Neonatal Risk Factors for CKD Progression in Children

Session Information

  • Pediatric Nephrology - III
    November 04, 2023 | Location: Exhibit Hall, Pennsylvania Convention Center
    Abstract Time: 10:00 AM - 12:00 PM

Category: Pediatric Nephrology

  • 1900 Pediatric Nephrology

Authors

  • Sims, Joya M., The Children's Hospital of Philadelphia, Philadelphia, Pennsylvania, United States
  • Matheson, Matthew, Johns Hopkins University Bloomberg School of Public Health, Baltimore, Maryland, United States
  • Ng, Derek K., Johns Hopkins University Bloomberg School of Public Health, Baltimore, Maryland, United States
  • Warady, Bradley A., Children's Mercy Kansas City, Kansas City, Missouri, United States
  • Furth, Susan L., The Children's Hospital of Philadelphia, Philadelphia, Pennsylvania, United States
  • Hartung, Erum Aftab, The Children's Hospital of Philadelphia, Philadelphia, Pennsylvania, United States

Group or Team Name

  • CKiD Study Investigators.
Background

Neonatal risk factors for childhood CKD include prematurity, acute kidney injury (AKI), and sepsis.
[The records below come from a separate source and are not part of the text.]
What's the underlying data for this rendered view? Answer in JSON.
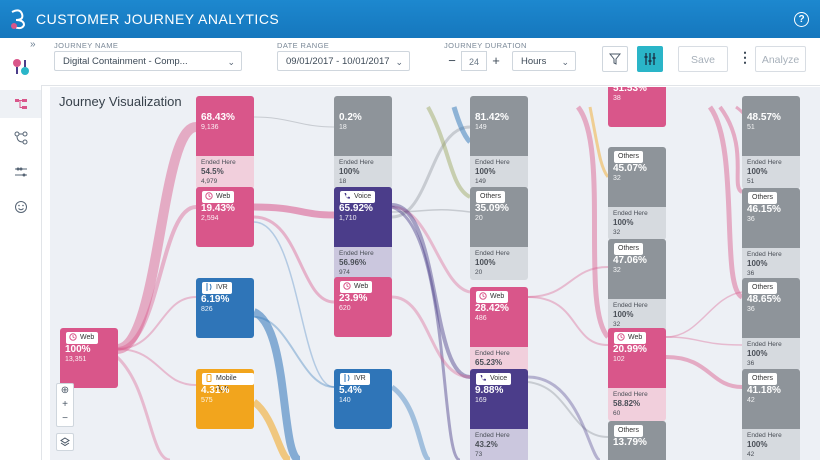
{
  "app": {
    "title": "CUSTOMER JOURNEY ANALYTICS",
    "help_icon": "question-circle-icon"
  },
  "filters": {
    "journey_name_label": "JOURNEY NAME",
    "journey_name_value": "Digital Containment - Comp...",
    "date_range_label": "DATE RANGE",
    "date_range_value": "09/01/2017 - 10/01/2017",
    "duration_label": "JOURNEY DURATION",
    "duration_value": "24",
    "duration_unit": "Hours",
    "save_label": "Save",
    "analyze_label": "Analyze"
  },
  "canvas": {
    "title": "Journey Visualization"
  },
  "colors": {
    "web": "#d9568a",
    "ivr": "#2f75b8",
    "voice": "#4b3d8a",
    "mobile": "#f2a51d",
    "others": "#8e949a"
  },
  "nodes": [
    {
      "id": "n1",
      "type": "web",
      "label": "Web",
      "pct": "100%",
      "count": "13,351",
      "ended": false
    },
    {
      "id": "n2",
      "type": "web",
      "label": "",
      "pct": "68.43%",
      "count": "9,136",
      "ended": true,
      "ended_label": "Ended Here",
      "ended_pct": "54.5%",
      "ended_count": "4,979"
    },
    {
      "id": "n3",
      "type": "web",
      "label": "Web",
      "pct": "19.43%",
      "count": "2,594",
      "ended": false
    },
    {
      "id": "n4",
      "type": "ivr",
      "label": "IVR",
      "pct": "6.19%",
      "count": "826",
      "ended": false
    },
    {
      "id": "n5",
      "type": "mobile",
      "label": "Mobile App",
      "pct": "4.31%",
      "count": "575",
      "ended": false
    },
    {
      "id": "n6",
      "type": "others",
      "label": "",
      "pct": "0.2%",
      "count": "18",
      "ended": true,
      "ended_label": "Ended Here",
      "ended_pct": "100%",
      "ended_count": "18"
    },
    {
      "id": "n7",
      "type": "voice",
      "label": "Voice",
      "pct": "65.92%",
      "count": "1,710",
      "ended": true,
      "ended_label": "Ended Here",
      "ended_pct": "56.96%",
      "ended_count": "974"
    },
    {
      "id": "n8",
      "type": "web",
      "label": "Web",
      "pct": "23.9%",
      "count": "620",
      "ended": false
    },
    {
      "id": "n9",
      "type": "ivr",
      "label": "IVR",
      "pct": "5.4%",
      "count": "140",
      "ended": false
    },
    {
      "id": "n10",
      "type": "others",
      "label": "",
      "pct": "81.42%",
      "count": "149",
      "ended": true,
      "ended_label": "Ended Here",
      "ended_pct": "100%",
      "ended_count": "149"
    },
    {
      "id": "n11",
      "type": "others",
      "label": "Others",
      "pct": "35.09%",
      "count": "20",
      "ended": true,
      "ended_label": "Ended Here",
      "ended_pct": "100%",
      "ended_count": "20"
    },
    {
      "id": "n12",
      "type": "web",
      "label": "Web",
      "pct": "28.42%",
      "count": "486",
      "ended": true,
      "ended_label": "Ended Here",
      "ended_pct": "65.23%",
      "ended_count": "317"
    },
    {
      "id": "n13",
      "type": "voice",
      "label": "Voice",
      "pct": "9.88%",
      "count": "169",
      "ended": true,
      "ended_label": "Ended Here",
      "ended_pct": "43.2%",
      "ended_count": "73"
    },
    {
      "id": "n14",
      "type": "web",
      "label": "",
      "pct": "51.53%",
      "count": "38",
      "ended": false
    },
    {
      "id": "n15",
      "type": "others",
      "label": "Others",
      "pct": "45.07%",
      "count": "32",
      "ended": true,
      "ended_label": "Ended Here",
      "ended_pct": "100%",
      "ended_count": "32"
    },
    {
      "id": "n16",
      "type": "others",
      "label": "Others",
      "pct": "47.06%",
      "count": "32",
      "ended": true,
      "ended_label": "Ended Here",
      "ended_pct": "100%",
      "ended_count": "32"
    },
    {
      "id": "n17",
      "type": "web",
      "label": "Web",
      "pct": "20.99%",
      "count": "102",
      "ended": true,
      "ended_label": "Ended Here",
      "ended_pct": "58.82%",
      "ended_count": "60"
    },
    {
      "id": "n18",
      "type": "others",
      "label": "Others",
      "pct": "13.79%",
      "count": "",
      "ended": false
    },
    {
      "id": "n19",
      "type": "others",
      "label": "",
      "pct": "48.57%",
      "count": "51",
      "ended": true,
      "ended_label": "Ended Here",
      "ended_pct": "100%",
      "ended_count": "51"
    },
    {
      "id": "n20",
      "type": "others",
      "label": "Others",
      "pct": "46.15%",
      "count": "36",
      "ended": true,
      "ended_label": "Ended Here",
      "ended_pct": "100%",
      "ended_count": "36"
    },
    {
      "id": "n21",
      "type": "others",
      "label": "Others",
      "pct": "48.65%",
      "count": "36",
      "ended": true,
      "ended_label": "Ended Here",
      "ended_pct": "100%",
      "ended_count": "36"
    },
    {
      "id": "n22",
      "type": "others",
      "label": "Others",
      "pct": "41.18%",
      "count": "42",
      "ended": true,
      "ended_label": "Ended Here",
      "ended_pct": "100%",
      "ended_count": "42"
    }
  ]
}
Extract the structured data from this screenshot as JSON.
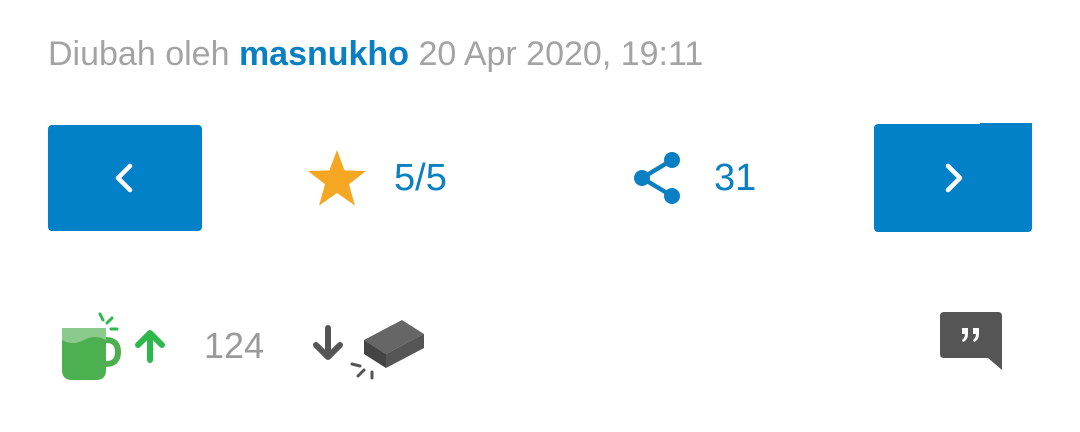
{
  "meta": {
    "prefix": "Diubah oleh",
    "author": "masnukho",
    "timestamp": "20 Apr 2020, 19:11"
  },
  "nav": {
    "prev_icon": "chevron-left-icon",
    "next_icon": "chevron-right-icon"
  },
  "rating": {
    "icon": "star-icon",
    "value": "5/5"
  },
  "share": {
    "icon": "share-icon",
    "count": "31"
  },
  "reactions": {
    "cendol_icon": "cendol-cup-upvote-icon",
    "cendol_count": "124",
    "bata_icon": "brick-downvote-icon"
  },
  "quote": {
    "icon": "quote-speech-bubble-icon"
  },
  "colors": {
    "accent_blue": "#0281c8",
    "link_blue": "#0a7fc2",
    "star_orange": "#f5a623",
    "muted_text": "#a3a3a3",
    "cendol_green": "#4caf50",
    "upvote_green": "#2db84b",
    "dark_gray": "#555555"
  }
}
It is not known how these factors, assessed in the 1st 90 days of life, are associated with early childhood kidney function in children with congenital kidney diseases.
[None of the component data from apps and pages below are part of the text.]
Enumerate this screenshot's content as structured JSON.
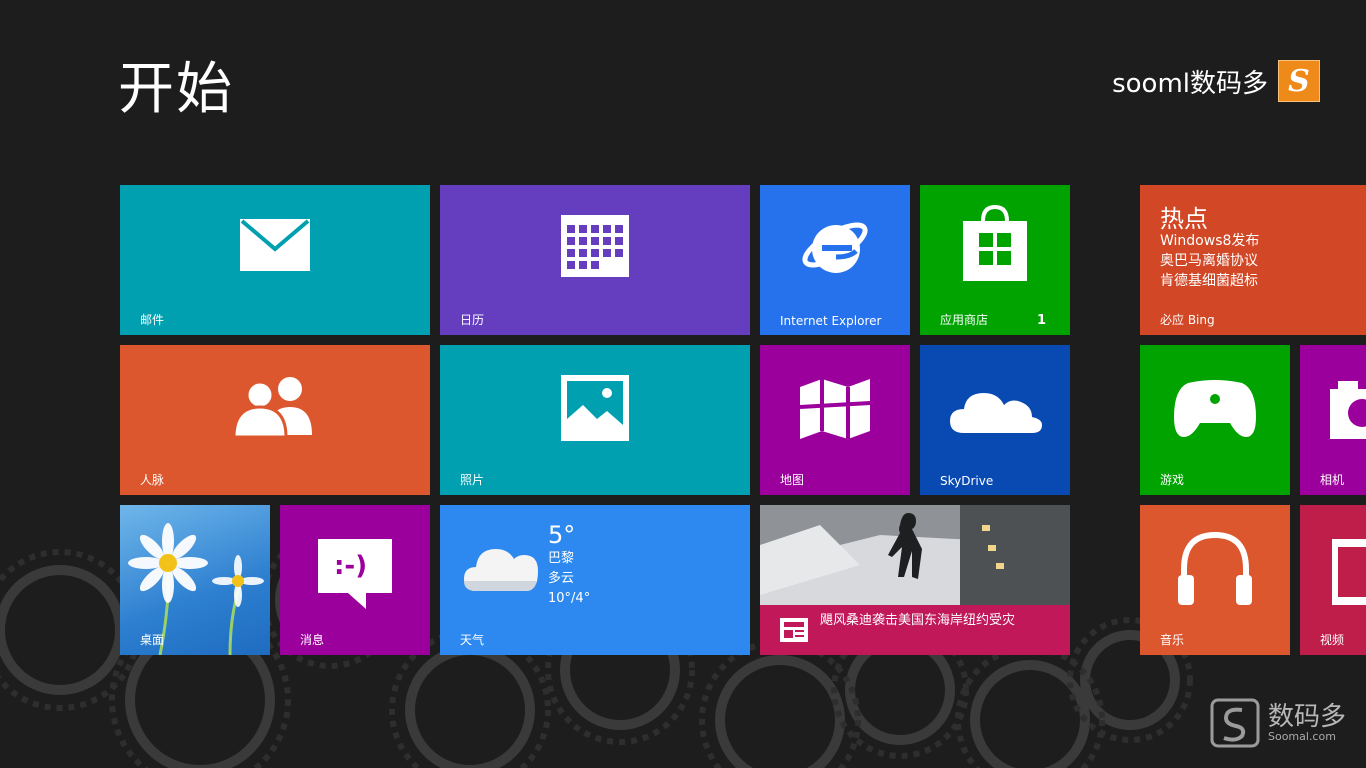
{
  "start": {
    "title": "开始"
  },
  "user": {
    "name": "sooml数码多",
    "avatar_letter": "S"
  },
  "tiles": {
    "mail": {
      "label": "邮件",
      "color": "#00a0b1"
    },
    "calendar": {
      "label": "日历",
      "color": "#643ebf"
    },
    "ie": {
      "label": "Internet Explorer",
      "color": "#2672ec"
    },
    "store": {
      "label": "应用商店",
      "badge": "1",
      "color": "#00a300"
    },
    "hot": {
      "label": "必应 Bing",
      "title": "热点",
      "items": [
        "Windows8发布",
        "奥巴马离婚协议",
        "肯德基细菌超标"
      ],
      "color": "#d24726"
    },
    "people": {
      "label": "人脉",
      "color": "#dc572e"
    },
    "photos": {
      "label": "照片",
      "color": "#00a0b1"
    },
    "maps": {
      "label": "地图",
      "color": "#9c009c"
    },
    "skydrive": {
      "label": "SkyDrive",
      "color": "#094ab2"
    },
    "games": {
      "label": "游戏",
      "color": "#00a300"
    },
    "camera": {
      "label": "相机",
      "color": "#9c009c"
    },
    "desktop": {
      "label": "桌面"
    },
    "messaging": {
      "label": "消息",
      "color": "#9c009c",
      "icon_text": ":-)"
    },
    "weather": {
      "label": "天气",
      "temp": "5°",
      "city": "巴黎",
      "condition": "多云",
      "range": "10°/4°",
      "color": "#2d89ef"
    },
    "news": {
      "headline": "飓风桑迪袭击美国东海岸纽约受灾",
      "color": "#c1185a"
    },
    "music": {
      "label": "音乐",
      "color": "#dc572e"
    },
    "video": {
      "label": "视频",
      "color": "#bf1e4b"
    }
  },
  "watermark": {
    "name": "数码多",
    "url": "Soomal.com"
  }
}
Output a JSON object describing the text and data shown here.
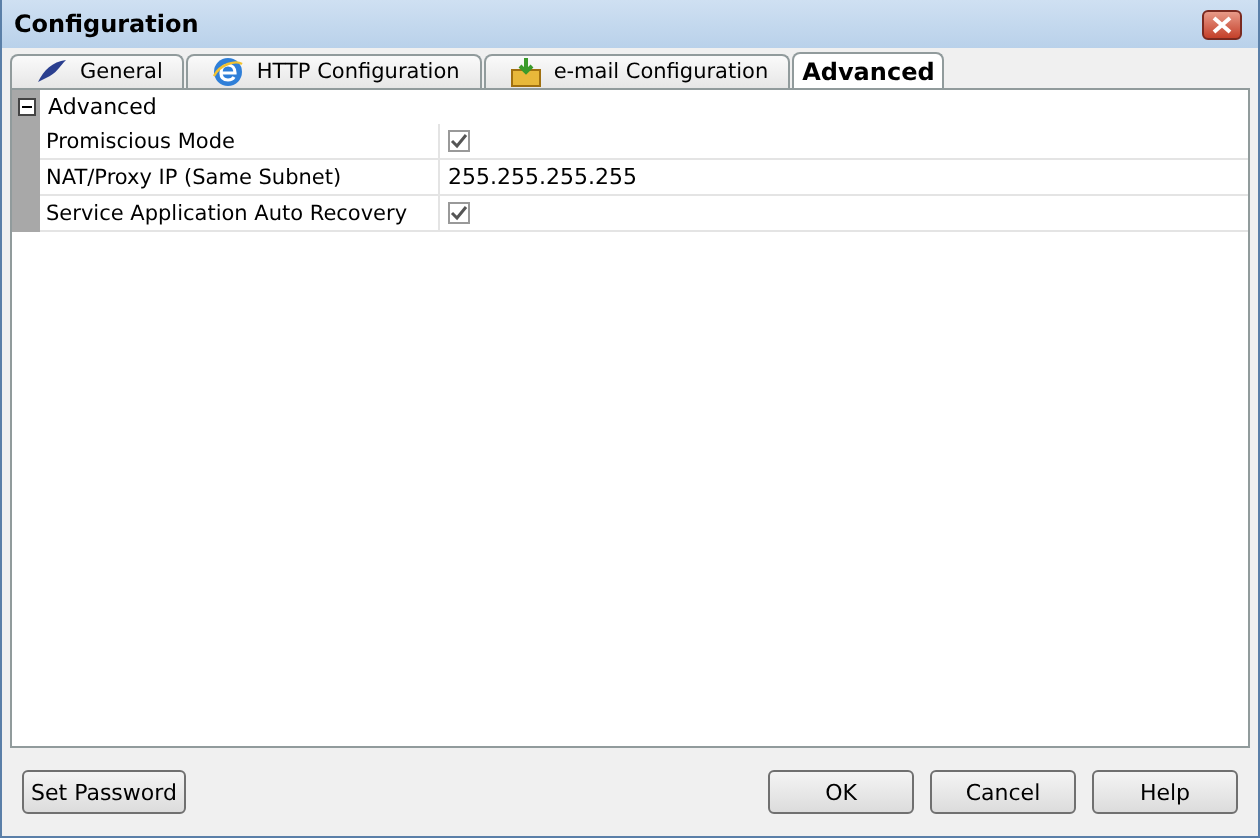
{
  "window": {
    "title": "Configuration"
  },
  "tabs": [
    {
      "label": "General",
      "selected": false
    },
    {
      "label": "HTTP Configuration",
      "selected": false
    },
    {
      "label": "e-mail Configuration",
      "selected": false
    },
    {
      "label": "Advanced",
      "selected": true
    }
  ],
  "category": {
    "label": "Advanced",
    "expanded": true
  },
  "properties": [
    {
      "name": "Promiscious Mode",
      "kind": "checkbox",
      "checked": true
    },
    {
      "name": "NAT/Proxy IP (Same Subnet)",
      "kind": "text",
      "value": "255.255.255.255"
    },
    {
      "name": "Service Application Auto Recovery",
      "kind": "checkbox",
      "checked": true
    }
  ],
  "left_buttons": [
    "Set Password"
  ],
  "right_buttons": [
    "OK",
    "Cancel",
    "Help"
  ]
}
Methods

Neonatal data including gestational age (GA); AKI or sepsis in first 90 days; and serum creatinine (SCr) at discharge was retrospectively collected on Chronic Kidney Disease in Children (CKiD) cohort study participants with congenital anomalies of the kidneys and urinary tract and other congenital kidney diseases. Participants with ≥1 CKiD study eGFR in follow up were included. SCr at NICU discharge was indexed to published mean SCr for GA and postnatal age (PMID: 34142253). We assessed univariate relationships between each predictor and incidence of eGFR<30 mL/min/1.73m2 by age 5 years (eGFR<305y) and parametric survival for time to eGFR<30 mL/min/1.73m2 (eGFR<30).

Results

123 children (71% male; median [IQR] baseline age 3.0 [1.7, 4.3] y) had available neonatal data. 36% were premature (GA<37 weeks). Median [IQR] birth weight was 3.13 [2.60, 3.46] kg; discharge age was 21 [7, 40] days;median discharge SCr was 1.00 [0.65, 1.55] mg/dL; discharge SCr index was 3.3 [2.0, 4.5]. 40% had history of AKI; 13% had history of sepsis. Prematurity, AKI, and sepsis were not associated with risk of eGFR<305y. SCr index >3.5 at discharge was associated with 52% earlier time to eGFR<30. Cumulative incidence of eGFR<305y was 21% for participants with discharge SCr index ≤3.5 and 47% for those with discharge SCr index >3.5 (Figure 1).

Conclusion

SCr index >3.5 by 90 days of age was associated with a significantly higher risk of eGFR <30 mL/min/1.73m2 by age 5 years in children with congenital kidney diseases in the CKiD cohort. Prematurity, AKI, and sepsis were not associated with CKD progression risk in this cohort.

Funding

  • NIDDK Support